WORK INSTRUCTIONS |
Taking each line of the material in turn, count those with the string "this" and answer with the count alone.
-*-*-
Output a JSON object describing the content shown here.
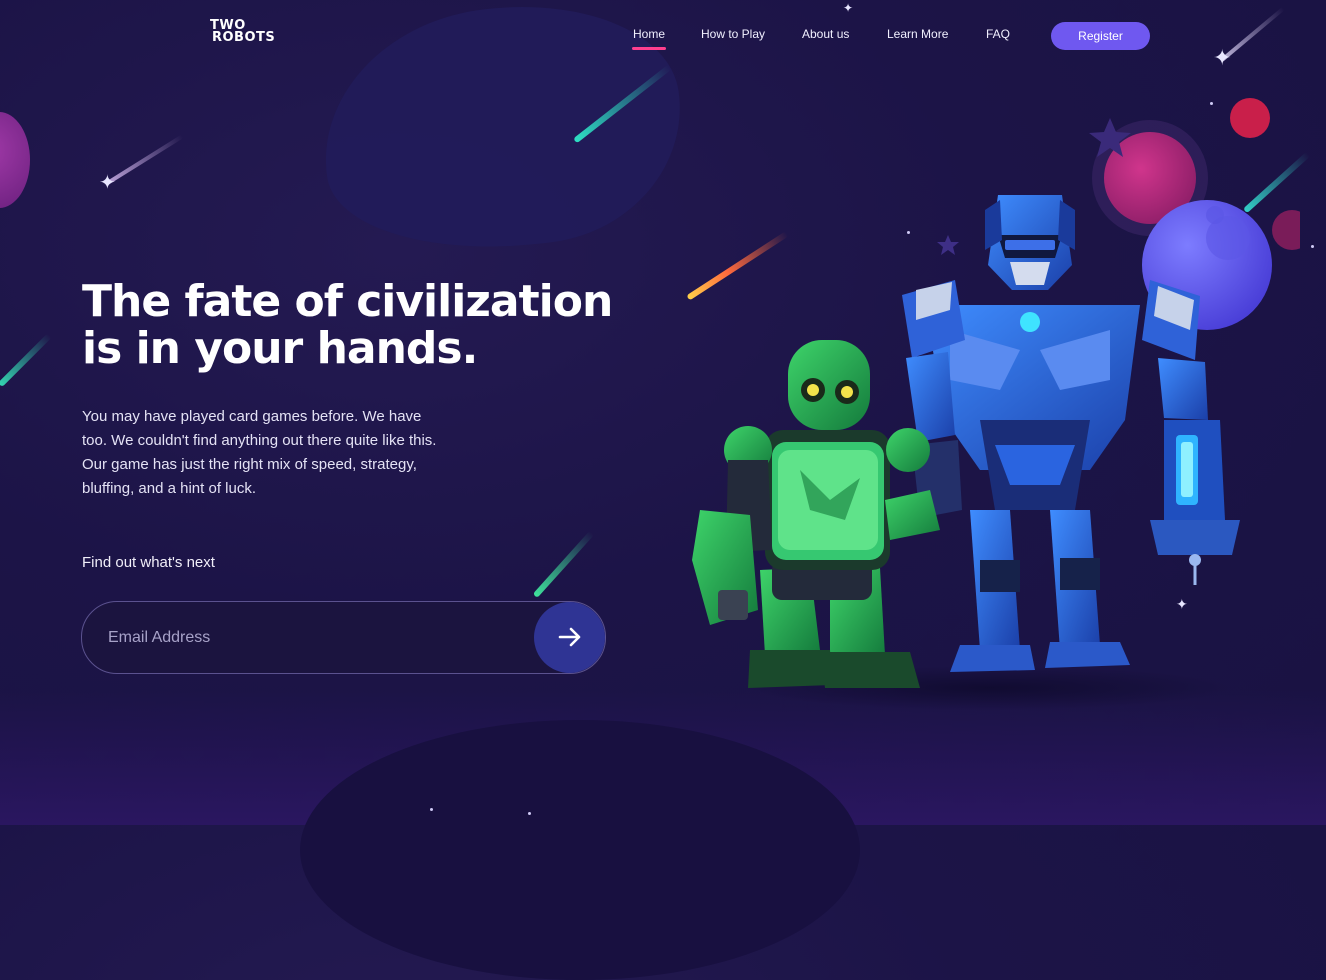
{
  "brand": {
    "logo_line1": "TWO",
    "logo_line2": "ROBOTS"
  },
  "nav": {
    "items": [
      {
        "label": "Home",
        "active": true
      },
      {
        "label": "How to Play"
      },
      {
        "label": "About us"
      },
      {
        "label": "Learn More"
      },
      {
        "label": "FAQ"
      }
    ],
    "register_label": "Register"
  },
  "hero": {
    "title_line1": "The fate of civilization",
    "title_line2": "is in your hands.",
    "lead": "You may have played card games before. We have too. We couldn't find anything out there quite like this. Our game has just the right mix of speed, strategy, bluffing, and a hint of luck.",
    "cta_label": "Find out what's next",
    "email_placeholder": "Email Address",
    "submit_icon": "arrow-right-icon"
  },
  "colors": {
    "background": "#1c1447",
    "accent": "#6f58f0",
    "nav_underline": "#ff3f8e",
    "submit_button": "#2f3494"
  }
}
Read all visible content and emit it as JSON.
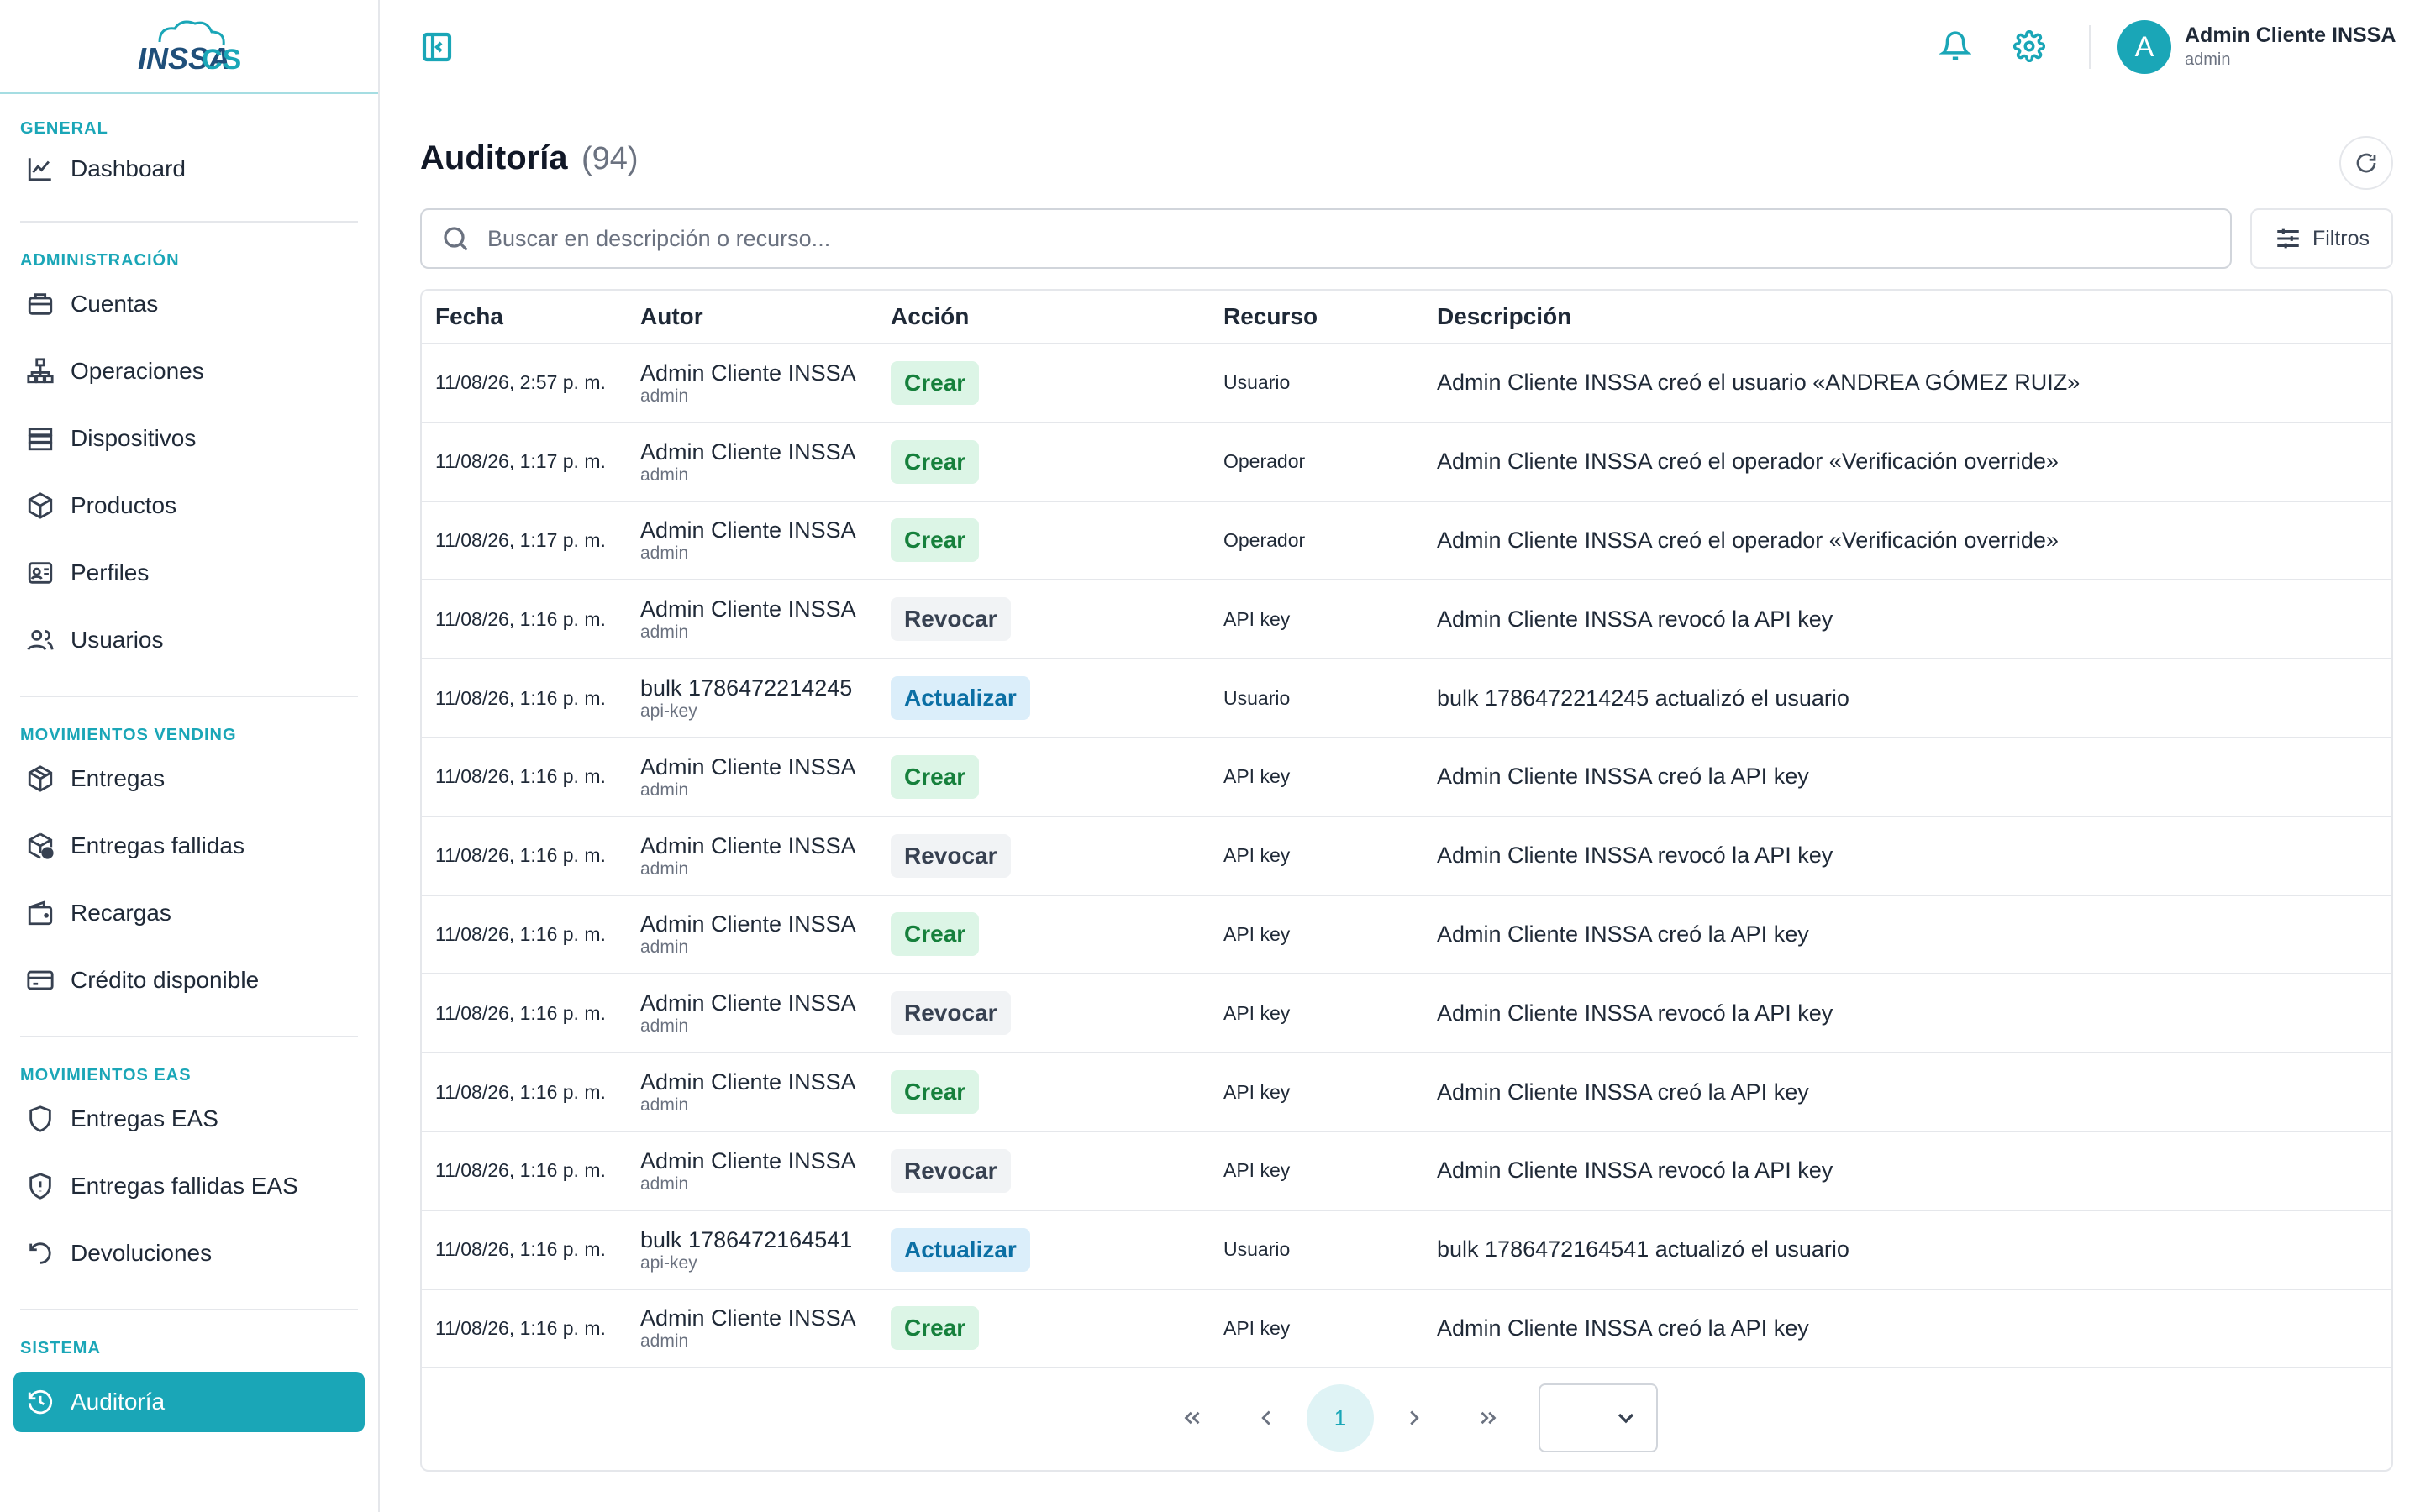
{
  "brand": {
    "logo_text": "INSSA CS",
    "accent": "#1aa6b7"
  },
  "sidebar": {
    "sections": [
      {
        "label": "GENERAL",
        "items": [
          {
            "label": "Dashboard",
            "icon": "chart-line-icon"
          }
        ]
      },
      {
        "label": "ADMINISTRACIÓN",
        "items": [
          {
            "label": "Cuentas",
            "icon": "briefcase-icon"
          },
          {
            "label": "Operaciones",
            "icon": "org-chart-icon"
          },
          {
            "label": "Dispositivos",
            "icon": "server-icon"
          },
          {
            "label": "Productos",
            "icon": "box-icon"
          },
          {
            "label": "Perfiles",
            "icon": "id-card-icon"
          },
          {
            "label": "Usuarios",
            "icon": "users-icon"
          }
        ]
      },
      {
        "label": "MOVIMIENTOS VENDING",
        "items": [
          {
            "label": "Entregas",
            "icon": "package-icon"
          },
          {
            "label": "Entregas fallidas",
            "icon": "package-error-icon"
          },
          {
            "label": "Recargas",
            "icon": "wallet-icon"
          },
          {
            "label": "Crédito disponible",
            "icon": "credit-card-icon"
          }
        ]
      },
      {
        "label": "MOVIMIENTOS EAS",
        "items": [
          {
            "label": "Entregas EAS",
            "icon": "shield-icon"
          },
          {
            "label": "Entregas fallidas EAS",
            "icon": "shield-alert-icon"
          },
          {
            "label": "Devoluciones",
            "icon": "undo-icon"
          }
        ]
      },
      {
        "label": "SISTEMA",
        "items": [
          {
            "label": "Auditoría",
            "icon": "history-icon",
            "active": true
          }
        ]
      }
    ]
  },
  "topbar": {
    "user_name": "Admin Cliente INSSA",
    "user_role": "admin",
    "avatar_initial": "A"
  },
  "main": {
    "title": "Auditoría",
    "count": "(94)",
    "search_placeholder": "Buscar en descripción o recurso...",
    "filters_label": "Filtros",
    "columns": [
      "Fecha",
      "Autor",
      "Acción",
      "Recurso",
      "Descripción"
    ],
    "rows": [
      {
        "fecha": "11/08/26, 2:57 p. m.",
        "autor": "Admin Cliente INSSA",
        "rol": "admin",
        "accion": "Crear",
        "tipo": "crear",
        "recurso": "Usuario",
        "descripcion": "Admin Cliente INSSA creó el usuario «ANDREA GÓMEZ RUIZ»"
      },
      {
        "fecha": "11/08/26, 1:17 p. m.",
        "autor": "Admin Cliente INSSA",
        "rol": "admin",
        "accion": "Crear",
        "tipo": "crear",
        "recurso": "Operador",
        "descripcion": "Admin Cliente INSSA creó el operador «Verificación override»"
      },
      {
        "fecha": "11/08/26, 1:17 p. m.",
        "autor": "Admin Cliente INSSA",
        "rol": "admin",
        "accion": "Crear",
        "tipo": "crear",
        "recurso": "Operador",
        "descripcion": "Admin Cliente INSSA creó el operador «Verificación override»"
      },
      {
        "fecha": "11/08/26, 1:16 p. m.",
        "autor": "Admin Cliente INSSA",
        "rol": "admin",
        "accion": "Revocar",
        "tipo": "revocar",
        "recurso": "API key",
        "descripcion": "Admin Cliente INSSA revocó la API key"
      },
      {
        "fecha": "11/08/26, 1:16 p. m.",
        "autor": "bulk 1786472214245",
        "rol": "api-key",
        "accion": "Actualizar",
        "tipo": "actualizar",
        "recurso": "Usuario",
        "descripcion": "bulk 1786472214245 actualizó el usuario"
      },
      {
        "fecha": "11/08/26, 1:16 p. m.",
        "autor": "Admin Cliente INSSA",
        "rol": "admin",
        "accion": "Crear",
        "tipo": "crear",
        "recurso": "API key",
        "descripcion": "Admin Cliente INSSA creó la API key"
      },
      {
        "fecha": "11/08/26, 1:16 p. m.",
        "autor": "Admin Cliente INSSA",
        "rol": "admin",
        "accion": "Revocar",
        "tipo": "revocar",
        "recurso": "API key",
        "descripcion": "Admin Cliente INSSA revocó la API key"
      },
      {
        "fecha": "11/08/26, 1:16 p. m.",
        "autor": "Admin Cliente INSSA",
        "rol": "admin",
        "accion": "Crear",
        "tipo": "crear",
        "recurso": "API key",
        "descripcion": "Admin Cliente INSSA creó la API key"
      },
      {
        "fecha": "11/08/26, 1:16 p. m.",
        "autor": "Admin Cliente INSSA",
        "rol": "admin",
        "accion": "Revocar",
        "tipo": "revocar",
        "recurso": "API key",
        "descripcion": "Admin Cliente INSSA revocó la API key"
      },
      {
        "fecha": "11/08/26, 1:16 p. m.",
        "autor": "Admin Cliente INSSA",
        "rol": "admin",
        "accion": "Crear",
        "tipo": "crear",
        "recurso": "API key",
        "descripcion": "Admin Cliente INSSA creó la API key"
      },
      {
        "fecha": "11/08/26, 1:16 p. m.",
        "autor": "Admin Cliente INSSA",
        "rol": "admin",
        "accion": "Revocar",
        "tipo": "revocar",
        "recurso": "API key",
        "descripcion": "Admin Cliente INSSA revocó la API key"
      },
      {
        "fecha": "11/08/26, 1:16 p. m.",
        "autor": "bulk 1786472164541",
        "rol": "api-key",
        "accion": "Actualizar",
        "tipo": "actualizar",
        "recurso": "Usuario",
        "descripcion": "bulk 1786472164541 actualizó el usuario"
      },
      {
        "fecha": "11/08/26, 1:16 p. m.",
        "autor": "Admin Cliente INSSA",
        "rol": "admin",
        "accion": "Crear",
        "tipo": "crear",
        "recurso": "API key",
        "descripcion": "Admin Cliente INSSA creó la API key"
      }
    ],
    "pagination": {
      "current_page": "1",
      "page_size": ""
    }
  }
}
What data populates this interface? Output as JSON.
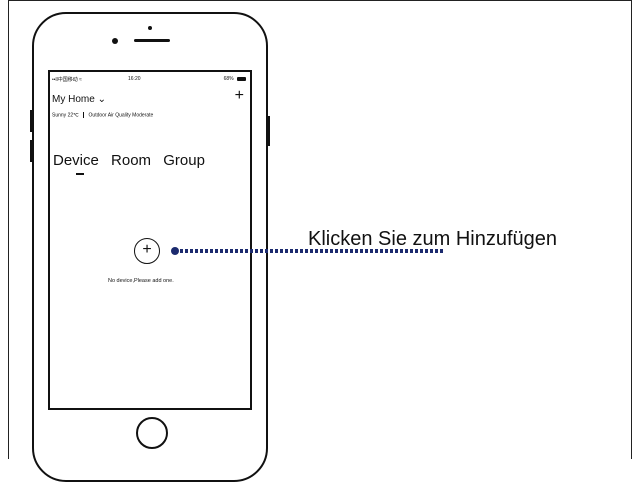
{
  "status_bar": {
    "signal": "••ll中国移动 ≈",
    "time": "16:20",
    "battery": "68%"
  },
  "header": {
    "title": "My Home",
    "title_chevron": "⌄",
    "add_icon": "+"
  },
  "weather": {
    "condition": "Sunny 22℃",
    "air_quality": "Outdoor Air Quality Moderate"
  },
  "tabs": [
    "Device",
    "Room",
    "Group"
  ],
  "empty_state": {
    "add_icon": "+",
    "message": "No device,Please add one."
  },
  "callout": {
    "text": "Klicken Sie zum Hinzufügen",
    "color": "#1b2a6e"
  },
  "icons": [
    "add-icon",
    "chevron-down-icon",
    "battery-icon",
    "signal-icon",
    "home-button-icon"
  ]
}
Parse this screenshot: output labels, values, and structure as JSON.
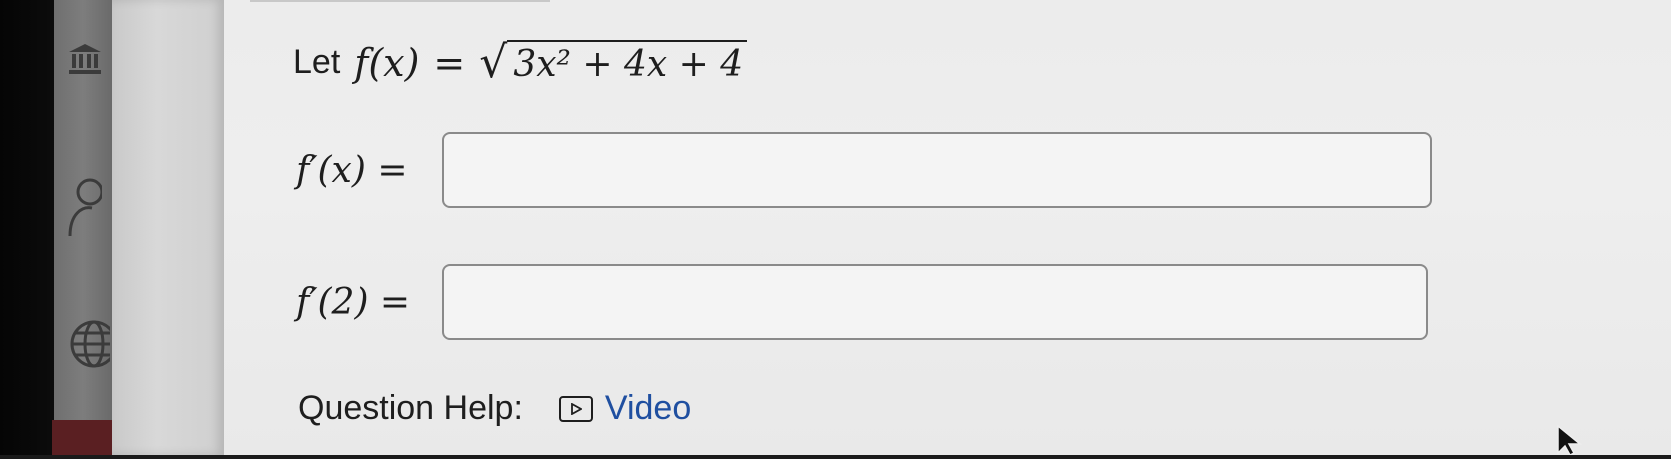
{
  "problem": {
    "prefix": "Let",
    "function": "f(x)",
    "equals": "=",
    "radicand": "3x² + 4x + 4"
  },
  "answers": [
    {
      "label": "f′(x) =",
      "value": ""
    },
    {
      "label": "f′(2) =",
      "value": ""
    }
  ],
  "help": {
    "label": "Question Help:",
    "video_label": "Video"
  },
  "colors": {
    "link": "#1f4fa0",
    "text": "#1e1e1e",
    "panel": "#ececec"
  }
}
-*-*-
TASK ANSWER |
3